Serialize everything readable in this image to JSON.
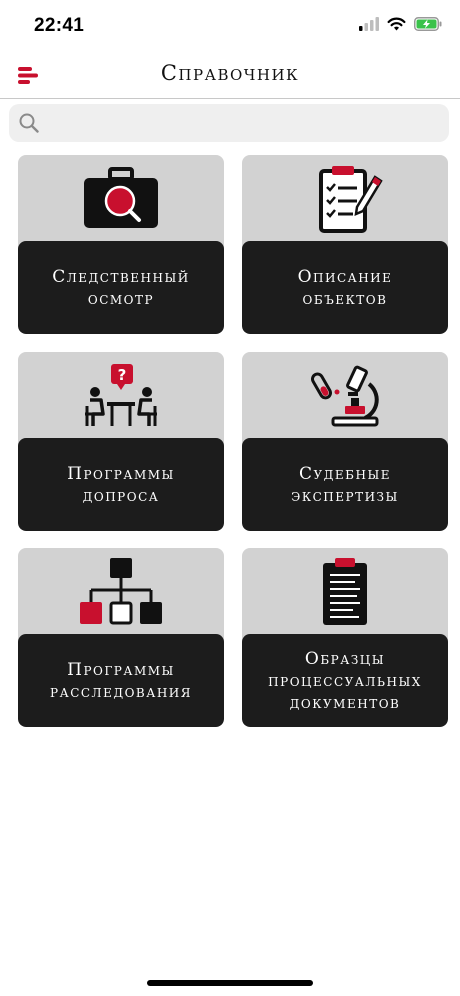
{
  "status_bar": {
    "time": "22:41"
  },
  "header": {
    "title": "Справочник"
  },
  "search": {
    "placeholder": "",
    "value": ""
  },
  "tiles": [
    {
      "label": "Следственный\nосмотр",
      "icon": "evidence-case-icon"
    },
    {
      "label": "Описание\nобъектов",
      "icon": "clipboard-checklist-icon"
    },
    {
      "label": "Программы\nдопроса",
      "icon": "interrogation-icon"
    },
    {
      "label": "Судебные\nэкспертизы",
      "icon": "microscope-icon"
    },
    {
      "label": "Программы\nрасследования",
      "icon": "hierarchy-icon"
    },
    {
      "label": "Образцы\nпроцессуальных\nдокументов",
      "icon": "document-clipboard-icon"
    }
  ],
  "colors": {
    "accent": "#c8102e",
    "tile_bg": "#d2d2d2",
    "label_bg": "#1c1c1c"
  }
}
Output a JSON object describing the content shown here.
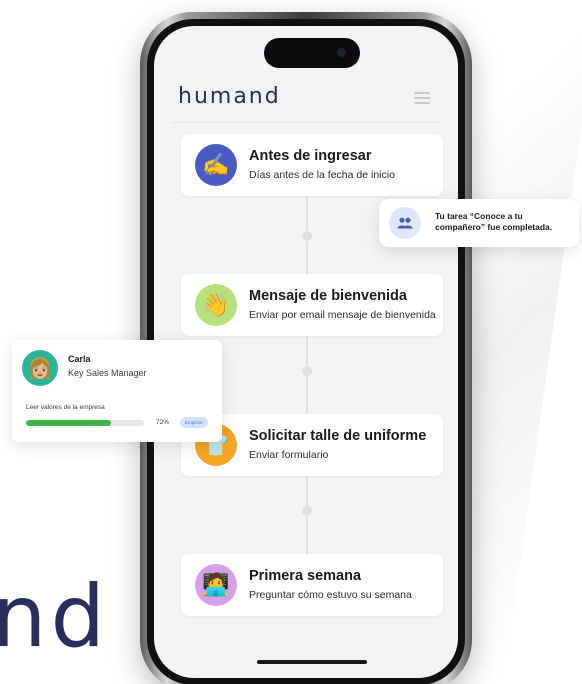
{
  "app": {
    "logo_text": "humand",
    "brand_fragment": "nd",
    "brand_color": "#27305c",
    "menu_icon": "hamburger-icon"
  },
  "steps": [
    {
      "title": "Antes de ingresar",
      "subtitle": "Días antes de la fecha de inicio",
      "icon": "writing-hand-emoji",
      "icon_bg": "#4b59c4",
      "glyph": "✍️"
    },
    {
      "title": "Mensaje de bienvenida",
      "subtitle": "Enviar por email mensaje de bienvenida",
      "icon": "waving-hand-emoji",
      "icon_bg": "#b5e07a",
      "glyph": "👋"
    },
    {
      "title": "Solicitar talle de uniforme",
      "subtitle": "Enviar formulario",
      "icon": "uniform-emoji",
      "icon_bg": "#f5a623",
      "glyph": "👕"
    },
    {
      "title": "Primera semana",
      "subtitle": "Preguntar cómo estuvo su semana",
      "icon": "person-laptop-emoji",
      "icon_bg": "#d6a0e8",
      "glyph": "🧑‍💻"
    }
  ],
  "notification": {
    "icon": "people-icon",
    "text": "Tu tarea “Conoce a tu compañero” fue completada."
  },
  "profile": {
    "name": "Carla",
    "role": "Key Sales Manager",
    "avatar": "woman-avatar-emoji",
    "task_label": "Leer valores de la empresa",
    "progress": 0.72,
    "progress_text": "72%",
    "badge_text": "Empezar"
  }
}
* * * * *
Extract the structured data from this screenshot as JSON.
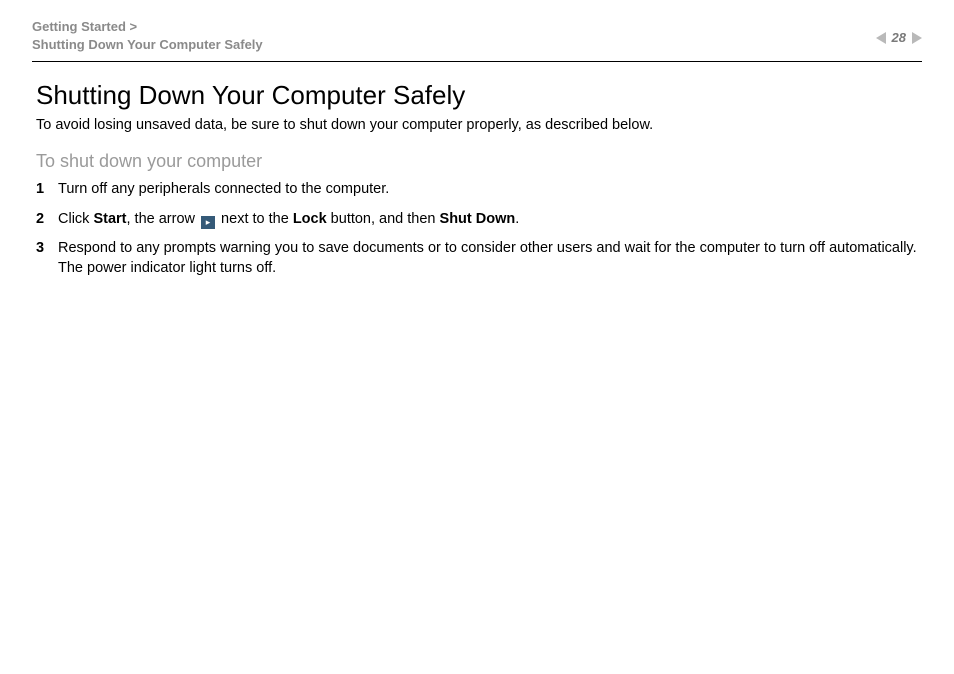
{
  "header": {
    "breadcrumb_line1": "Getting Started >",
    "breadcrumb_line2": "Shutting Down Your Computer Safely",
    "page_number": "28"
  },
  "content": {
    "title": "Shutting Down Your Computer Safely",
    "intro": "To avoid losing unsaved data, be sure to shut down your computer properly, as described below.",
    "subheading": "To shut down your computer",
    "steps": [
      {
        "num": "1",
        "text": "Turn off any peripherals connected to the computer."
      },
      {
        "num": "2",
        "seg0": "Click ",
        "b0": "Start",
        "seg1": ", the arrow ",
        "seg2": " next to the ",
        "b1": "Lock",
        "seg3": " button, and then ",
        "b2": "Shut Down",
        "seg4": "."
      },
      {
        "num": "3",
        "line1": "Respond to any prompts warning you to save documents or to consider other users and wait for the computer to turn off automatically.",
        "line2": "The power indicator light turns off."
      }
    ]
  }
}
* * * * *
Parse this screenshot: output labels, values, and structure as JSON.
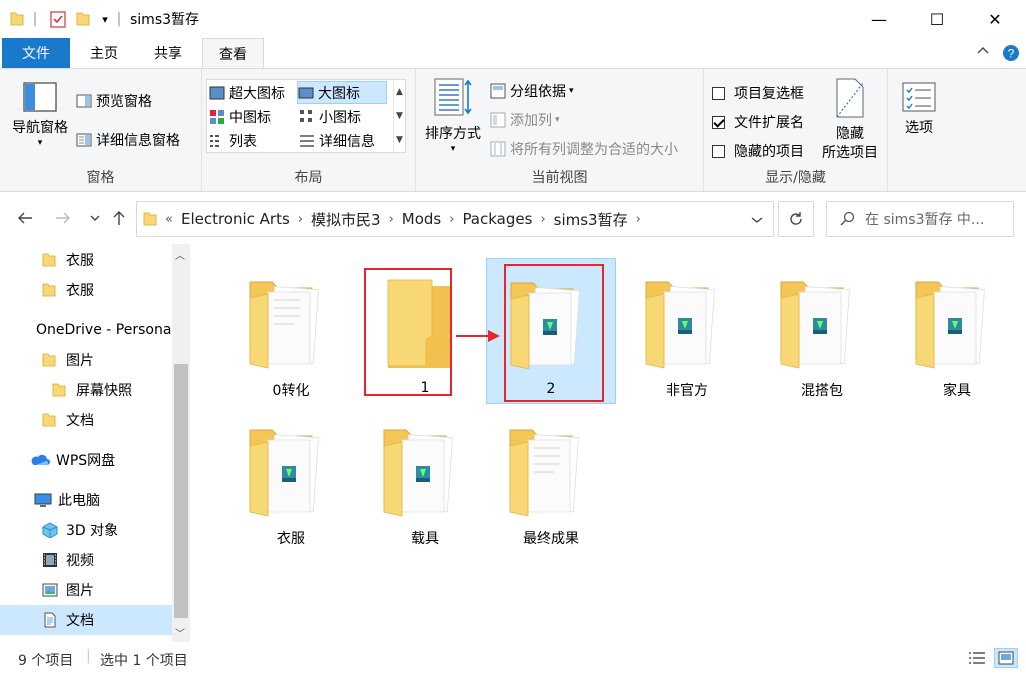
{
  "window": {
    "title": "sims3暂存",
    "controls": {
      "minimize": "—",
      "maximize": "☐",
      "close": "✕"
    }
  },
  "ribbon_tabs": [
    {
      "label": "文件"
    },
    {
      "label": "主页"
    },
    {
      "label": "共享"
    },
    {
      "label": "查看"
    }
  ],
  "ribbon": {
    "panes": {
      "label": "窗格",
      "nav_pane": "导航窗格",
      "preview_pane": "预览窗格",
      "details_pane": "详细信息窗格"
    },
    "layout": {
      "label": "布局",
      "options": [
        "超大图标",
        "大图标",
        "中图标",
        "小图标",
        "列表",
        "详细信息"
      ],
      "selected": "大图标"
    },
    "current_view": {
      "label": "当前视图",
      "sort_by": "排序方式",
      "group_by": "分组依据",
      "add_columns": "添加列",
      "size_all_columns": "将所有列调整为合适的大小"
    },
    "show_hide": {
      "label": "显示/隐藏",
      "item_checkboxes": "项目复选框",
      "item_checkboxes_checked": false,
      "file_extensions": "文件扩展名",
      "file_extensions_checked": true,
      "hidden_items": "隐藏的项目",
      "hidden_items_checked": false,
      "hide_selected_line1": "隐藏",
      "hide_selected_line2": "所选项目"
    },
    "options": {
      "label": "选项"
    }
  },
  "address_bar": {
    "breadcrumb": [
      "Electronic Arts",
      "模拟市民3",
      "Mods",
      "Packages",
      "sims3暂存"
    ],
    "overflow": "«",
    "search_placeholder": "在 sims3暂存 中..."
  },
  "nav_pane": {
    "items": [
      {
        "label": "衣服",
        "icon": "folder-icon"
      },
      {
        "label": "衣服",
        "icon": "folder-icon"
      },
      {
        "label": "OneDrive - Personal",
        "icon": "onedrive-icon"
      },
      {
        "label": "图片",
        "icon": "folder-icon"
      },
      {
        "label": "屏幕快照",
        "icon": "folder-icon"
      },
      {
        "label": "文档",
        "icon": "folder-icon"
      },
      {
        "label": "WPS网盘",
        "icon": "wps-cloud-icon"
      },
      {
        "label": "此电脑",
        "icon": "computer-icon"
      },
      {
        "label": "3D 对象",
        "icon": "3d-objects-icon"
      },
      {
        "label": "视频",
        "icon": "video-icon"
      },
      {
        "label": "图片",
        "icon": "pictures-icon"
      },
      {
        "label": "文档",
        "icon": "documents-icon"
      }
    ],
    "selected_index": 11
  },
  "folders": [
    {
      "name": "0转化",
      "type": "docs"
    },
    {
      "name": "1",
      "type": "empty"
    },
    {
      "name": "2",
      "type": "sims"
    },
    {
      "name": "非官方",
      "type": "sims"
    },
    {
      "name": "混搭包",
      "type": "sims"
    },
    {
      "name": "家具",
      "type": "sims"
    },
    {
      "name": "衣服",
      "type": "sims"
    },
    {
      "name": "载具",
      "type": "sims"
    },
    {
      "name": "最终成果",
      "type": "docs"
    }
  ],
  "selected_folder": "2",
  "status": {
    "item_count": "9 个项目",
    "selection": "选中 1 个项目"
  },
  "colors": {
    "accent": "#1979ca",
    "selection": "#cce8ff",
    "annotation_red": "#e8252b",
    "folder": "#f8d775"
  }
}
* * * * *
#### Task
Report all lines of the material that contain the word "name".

#### Finished exercise
    "name": "Carla",
      "name": "0转化",
      "name": "1",
      "name": "2",
      "name": "非官方",
      "name": "混搭包",
      "name": "家具",
      "name": "衣服",
      "name": "载具",
      "name": "最终成果",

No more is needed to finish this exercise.